─── Data ───

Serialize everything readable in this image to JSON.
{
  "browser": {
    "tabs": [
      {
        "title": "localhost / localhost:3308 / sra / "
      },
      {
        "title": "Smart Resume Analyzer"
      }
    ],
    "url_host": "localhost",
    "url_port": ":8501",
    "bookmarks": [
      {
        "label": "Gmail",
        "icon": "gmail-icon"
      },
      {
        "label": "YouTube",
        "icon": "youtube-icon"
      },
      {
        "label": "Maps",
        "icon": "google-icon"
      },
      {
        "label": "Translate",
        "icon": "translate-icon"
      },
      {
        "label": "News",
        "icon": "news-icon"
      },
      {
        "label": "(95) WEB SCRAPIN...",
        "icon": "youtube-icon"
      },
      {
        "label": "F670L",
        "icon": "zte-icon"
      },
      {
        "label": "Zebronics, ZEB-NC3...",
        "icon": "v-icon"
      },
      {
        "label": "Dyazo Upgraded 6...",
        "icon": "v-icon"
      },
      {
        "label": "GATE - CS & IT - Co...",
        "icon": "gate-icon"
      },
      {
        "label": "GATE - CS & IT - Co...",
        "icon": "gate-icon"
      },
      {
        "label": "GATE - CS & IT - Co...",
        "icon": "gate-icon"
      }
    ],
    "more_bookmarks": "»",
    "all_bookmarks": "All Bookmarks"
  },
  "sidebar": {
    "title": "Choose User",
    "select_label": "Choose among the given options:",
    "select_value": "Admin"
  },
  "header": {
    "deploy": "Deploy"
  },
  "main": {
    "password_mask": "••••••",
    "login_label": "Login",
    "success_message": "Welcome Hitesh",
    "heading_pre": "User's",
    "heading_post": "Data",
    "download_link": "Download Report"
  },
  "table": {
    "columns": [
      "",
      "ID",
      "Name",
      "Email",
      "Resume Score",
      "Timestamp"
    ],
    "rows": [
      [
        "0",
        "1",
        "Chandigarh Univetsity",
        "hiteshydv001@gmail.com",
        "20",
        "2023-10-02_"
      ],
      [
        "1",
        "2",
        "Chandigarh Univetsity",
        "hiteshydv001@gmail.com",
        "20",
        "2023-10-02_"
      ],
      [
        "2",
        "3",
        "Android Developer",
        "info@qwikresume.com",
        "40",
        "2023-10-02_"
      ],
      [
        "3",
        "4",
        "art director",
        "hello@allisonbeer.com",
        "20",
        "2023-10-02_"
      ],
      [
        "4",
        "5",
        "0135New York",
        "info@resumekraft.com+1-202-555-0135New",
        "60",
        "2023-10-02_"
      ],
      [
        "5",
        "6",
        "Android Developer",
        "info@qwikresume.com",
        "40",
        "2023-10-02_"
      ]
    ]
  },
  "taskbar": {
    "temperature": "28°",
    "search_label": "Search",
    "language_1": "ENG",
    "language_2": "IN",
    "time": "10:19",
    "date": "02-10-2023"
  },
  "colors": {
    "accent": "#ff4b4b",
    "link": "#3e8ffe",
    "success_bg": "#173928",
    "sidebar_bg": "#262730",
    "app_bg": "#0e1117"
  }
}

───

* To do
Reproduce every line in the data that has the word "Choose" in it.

* Problem solution
    "title": "Choose User",
    "select_label": "Choose among the given options:",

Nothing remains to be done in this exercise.